"All we can say at this time is the USDA is aware of the situation and we are working with state and local authorities,'' he said.

Espinosa and Danger acknowledge that the C-9 Basin is a hot spot for a host of problems -- from cockfighting rings to big, unpermitted gravel lots for semi-trailers -- and they have targeted it in the past with periodic sweeps of animal slaughterhouses.

Between 2001 and 2005, the county reported closing six operations. Police have made a number of arrests since. DERM and code enforcers have issued dozens of citations for wetlands, trash, sanitary nuisance and building code violations since.

"It's very hard to make people comply through the zoning procedure,'' Danger said, and swamped county judges tend to quickly dismiss minor infractions. Hogs can't be raised without a county variance, for instance, but owners cited in the past have paid fines and reopened.

Miami-Dade police have arrested five people in horse killings this year and expect more. But detective Edna Hernandez, a spokeswoman, said investigators aren't pursuing cases in the unlicensed slaughter of other livestock. Only horse meat is illegal to sell commercially.

"We're not participating in these investigations, because we found the most effective way to combat this is with code compliance and animal services,'' she said.

Only two slaughterhouses in the county are licensed to raise and slaughter pigs -- Cabrera's in nearby Hialeah Gardens and Madson Meat in Medley.
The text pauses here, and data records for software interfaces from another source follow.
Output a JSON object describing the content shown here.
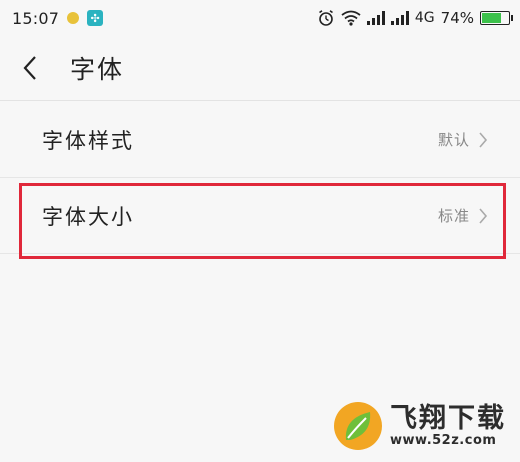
{
  "status_bar": {
    "time": "15:07",
    "network": "4G",
    "battery_percent": "74%",
    "battery_level": 0.74,
    "icons": [
      "coin-icon",
      "app-icon",
      "alarm-icon",
      "wifi-icon",
      "signal-icon",
      "signal-icon",
      "battery-icon"
    ]
  },
  "header": {
    "title": "字体"
  },
  "settings": {
    "rows": [
      {
        "label": "字体样式",
        "value": "默认"
      },
      {
        "label": "字体大小",
        "value": "标准"
      }
    ]
  },
  "watermark": {
    "title": "飞翔下载",
    "url": "www.52z.com"
  },
  "colors": {
    "highlight": "#e0283a",
    "battery": "#3cc14b",
    "background": "#f7f7f7"
  }
}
Owner John Madson said he believes agencies simply don't have the resources to pursue what are often mom-and-pop operations. He said he's "learned to live with it'' after 35 years.

"Obviously, it affects my businesses,'' he said -- particularly around Christmas Eve, when many families traditionally serve roast pig.

"There is a lot of unwarranted and unwanted competition from people who slaughter under a tree as opposed to all the licensing and rules I've got.''

THE HORSE MARKET

As of Dec. 1, 21 horse carcasses had been discovered this year in vacant fields, most near the C-9 area, and Couto suspects hundreds more have been burned or disposed of undetected. In November, police arrested a ranch owner and a worker at a C-9 ranch after they sold horse meat to an undercover officer.

Danger said there was no evidence the farm hit Thursday slaughtered horses. But Couto, who rescued a sickly thoroughbred from the same property last year, called police in to confiscate two sickly horses he found in a stall and field.

Marilyn Coto, whose husband, Manuel, runs the farm that agencies raided Thursday, declined to comment as county and federal inspectors handed her citations, and again in a phone call Friday.

Many farm operators in the C-9 openly advertise their offerings. Homemade signs are posted on fences and corners. The one out front of Pedro's Rancho reads "Se Vende Todo Tipo de Animales.'' We sell all types of animals.

When asked about butchering, however, owner Pedro Rodriguez gave an answer commonly repeated to reporters touring the areas: He knew of others who did "bad things,'' but he only sold his animals live.